Tuning a Guitar - Methods for Tuning a Guitar by Ear
Tuning an acoustic guitar can be tough at first. Everyone's been there at some point. I remember rushing home in the store with my first guitar, keen to get playing, but then realising which i had no idea how to go about tuning it. It can be incredibly frustrating and there's strong temptation for the beginner guitarist to read over the importance of good guitar tuning.
Tuning a guitar is a fundamentally important skill for everyone to get to grips with when beginning to learn guitar. It's very often the first challenge that most people face because they begin their musical journey, however if you simply fail at this first hurdle there is certainly every chance that one could give up on learning guitar altogether. No matter how good your playing is, if your guitar is out of tune, it's certain to sound terrible.
One choices to get your guitar teacher or even a friend to tune your guitar for you. This is fine as a quick fix to get you started however is not a satisfactory solution to the issue because, and this will be no surprise to you, guitars walk out tune! They can walk out tune as you play them or as environmental factors change. If you are relying on someone else to tune playing the guitar for you, what do you do when they are not there to help?
Guitars can go out of tune for any number of reasons. Tuning pegs may be accidentally knocked, temperature changes may cause expansion and contraction of the different component elements of your guitar, which has an influence on the tension of the strings and therefore on the tuning.
Unless you learn how to tune a guitar correctly, your playing will not sound good. Exactly what do you do about it?
Well, I'm about to give you foolproof instructions concerning how to tune your guitar the right way.
To begin with, you need to make sure that your 6th string is correctly in tune. The 6th string may be the thickest string on your guitar and must be tuned to E. This can be done in any number of ways. In case you are playing with other musicians, the best way is to get one of them, for example the pianist, to play the note E so that you can tune your 6th string to it.
Being in tune with all the other musicians in your band is quite crucial. If you are all slightly away from tune relative to one another, even if each individual guitar is correctly tuned in accordance with its own 6th string, the effect will be a discordant cacophony. This is no good result.
One other way would be to use an electronic tuner, pitch pipe or tuning fork to ensure your 6th string is at tune. However, this depends on the other members of your band also finding yourself in tune with the pitch pipe etc. As mentioned, make sure you and your fellow musicians are typical in tune relative to each other.

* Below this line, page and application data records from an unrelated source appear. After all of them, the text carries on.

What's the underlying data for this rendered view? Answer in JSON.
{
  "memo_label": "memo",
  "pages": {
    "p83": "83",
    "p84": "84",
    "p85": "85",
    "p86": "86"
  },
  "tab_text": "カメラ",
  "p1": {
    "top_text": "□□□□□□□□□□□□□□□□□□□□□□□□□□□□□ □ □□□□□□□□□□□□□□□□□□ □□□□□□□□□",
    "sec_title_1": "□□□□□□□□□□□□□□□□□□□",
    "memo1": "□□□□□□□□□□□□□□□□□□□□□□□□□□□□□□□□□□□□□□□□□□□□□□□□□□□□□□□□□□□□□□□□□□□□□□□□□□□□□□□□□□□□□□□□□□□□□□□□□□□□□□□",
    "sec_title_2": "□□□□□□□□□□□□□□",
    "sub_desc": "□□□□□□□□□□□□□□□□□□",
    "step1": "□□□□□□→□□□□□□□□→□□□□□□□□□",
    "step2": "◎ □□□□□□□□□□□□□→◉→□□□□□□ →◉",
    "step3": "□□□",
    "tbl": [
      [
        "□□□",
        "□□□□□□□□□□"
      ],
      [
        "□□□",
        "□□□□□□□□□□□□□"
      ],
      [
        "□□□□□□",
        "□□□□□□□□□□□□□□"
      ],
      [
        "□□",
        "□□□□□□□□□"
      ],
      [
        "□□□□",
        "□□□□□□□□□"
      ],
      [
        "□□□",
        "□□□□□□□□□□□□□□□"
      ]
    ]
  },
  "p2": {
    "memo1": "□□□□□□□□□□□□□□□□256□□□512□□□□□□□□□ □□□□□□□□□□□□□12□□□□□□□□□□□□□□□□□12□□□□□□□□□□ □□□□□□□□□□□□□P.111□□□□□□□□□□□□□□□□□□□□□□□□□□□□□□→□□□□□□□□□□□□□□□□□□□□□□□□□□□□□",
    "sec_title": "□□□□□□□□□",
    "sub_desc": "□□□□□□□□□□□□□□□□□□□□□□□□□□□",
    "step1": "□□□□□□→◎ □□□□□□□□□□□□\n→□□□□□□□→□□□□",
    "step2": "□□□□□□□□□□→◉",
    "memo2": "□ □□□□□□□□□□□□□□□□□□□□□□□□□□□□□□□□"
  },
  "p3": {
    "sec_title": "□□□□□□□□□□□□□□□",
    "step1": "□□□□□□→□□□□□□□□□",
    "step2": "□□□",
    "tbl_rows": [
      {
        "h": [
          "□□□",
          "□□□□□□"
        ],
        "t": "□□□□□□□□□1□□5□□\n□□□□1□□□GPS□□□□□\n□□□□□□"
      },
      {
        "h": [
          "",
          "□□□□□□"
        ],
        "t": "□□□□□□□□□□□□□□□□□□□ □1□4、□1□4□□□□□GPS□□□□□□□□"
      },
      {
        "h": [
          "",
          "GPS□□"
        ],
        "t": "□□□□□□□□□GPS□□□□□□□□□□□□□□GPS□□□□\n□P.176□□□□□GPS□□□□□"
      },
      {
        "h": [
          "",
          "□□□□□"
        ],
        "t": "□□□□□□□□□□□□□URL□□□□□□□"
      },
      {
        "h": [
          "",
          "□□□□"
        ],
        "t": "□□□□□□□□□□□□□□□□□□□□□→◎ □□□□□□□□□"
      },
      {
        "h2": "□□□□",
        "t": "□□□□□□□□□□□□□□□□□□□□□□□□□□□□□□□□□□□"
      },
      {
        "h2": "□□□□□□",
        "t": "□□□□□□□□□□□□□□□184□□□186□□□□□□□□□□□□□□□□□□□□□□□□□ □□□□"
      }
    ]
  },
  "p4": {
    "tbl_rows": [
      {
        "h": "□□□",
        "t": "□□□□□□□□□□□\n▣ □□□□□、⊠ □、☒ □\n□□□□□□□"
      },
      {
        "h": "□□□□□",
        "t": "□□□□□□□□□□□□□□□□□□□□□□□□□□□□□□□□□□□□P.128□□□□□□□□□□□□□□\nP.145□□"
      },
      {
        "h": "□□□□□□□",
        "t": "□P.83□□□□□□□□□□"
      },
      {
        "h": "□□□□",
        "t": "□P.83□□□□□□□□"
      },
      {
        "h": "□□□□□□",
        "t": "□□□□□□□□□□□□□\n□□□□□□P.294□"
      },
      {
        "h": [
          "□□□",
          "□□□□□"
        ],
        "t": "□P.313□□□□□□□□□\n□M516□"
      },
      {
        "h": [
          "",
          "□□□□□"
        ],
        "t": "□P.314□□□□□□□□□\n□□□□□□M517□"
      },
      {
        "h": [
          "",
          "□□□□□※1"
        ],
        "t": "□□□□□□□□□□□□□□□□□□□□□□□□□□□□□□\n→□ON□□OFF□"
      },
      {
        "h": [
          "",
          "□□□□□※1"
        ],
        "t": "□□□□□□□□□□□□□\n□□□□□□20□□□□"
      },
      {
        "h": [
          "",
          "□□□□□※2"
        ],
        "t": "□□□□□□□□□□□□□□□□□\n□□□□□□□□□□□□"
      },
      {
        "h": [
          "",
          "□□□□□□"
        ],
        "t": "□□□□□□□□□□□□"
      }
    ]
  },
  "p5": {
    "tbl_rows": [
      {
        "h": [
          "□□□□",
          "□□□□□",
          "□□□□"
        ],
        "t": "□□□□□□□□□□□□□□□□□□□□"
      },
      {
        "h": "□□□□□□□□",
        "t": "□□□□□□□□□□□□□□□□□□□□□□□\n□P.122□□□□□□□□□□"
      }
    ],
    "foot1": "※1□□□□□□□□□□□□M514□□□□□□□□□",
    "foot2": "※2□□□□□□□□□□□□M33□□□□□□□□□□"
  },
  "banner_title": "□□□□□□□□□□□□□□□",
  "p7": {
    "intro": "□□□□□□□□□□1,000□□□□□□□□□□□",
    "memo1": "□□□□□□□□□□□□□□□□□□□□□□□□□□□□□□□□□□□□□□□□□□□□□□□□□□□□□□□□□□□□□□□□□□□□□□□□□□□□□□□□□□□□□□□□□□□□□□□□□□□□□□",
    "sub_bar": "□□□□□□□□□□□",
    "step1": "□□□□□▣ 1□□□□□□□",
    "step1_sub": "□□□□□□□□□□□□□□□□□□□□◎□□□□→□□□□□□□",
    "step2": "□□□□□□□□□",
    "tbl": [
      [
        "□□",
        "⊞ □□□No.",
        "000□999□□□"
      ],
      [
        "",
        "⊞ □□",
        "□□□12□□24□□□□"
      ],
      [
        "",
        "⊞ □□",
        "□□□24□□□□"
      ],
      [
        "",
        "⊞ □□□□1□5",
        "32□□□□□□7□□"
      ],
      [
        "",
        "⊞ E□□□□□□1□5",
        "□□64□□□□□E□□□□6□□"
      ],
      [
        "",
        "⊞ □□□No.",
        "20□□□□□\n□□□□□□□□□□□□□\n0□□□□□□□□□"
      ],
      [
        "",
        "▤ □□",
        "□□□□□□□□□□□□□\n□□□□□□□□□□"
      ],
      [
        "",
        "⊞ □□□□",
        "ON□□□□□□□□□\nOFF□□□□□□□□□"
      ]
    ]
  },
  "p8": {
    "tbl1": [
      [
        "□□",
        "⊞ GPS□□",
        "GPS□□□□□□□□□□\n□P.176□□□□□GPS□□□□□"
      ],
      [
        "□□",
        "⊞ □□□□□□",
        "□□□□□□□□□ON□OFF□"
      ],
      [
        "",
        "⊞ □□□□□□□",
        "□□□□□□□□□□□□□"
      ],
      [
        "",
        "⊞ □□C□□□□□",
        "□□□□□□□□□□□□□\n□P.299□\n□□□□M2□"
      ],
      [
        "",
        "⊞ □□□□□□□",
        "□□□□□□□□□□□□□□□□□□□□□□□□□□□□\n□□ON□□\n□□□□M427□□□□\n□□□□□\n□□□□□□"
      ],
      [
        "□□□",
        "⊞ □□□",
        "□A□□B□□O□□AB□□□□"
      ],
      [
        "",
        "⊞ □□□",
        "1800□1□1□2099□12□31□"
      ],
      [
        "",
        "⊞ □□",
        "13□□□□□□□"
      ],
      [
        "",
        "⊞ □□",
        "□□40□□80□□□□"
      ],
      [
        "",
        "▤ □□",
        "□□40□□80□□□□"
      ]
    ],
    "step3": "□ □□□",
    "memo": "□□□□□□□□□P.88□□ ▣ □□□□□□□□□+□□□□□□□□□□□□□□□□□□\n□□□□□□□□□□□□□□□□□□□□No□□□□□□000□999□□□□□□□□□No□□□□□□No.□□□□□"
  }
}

Once you've got your 6th string correctly in tune, you can tune the other strings relative to it. You do this by playing the fifth fret of the 6th string and taking advantage of that as the reference note for tuning outside 5th string. You are doing the same for the 4th string (5th fret of the 5th string should be the same as the open 4th string) and so forth all the way across the guitar fretboard. There is one exception to this, and that is the 2nd string, which has to be tuned to the 4th fret of the 3rd string.
Once you've carried out this process carefully, it is wise to go back to the beginning and double-check each string remains in tune. This is because sometimes, as you adjust the tension from the strings further throughout the guitar fretboard, it is possible to alter the tension of the previous strings because of small movements of the neck resulting from the changing forces exerted by the strings.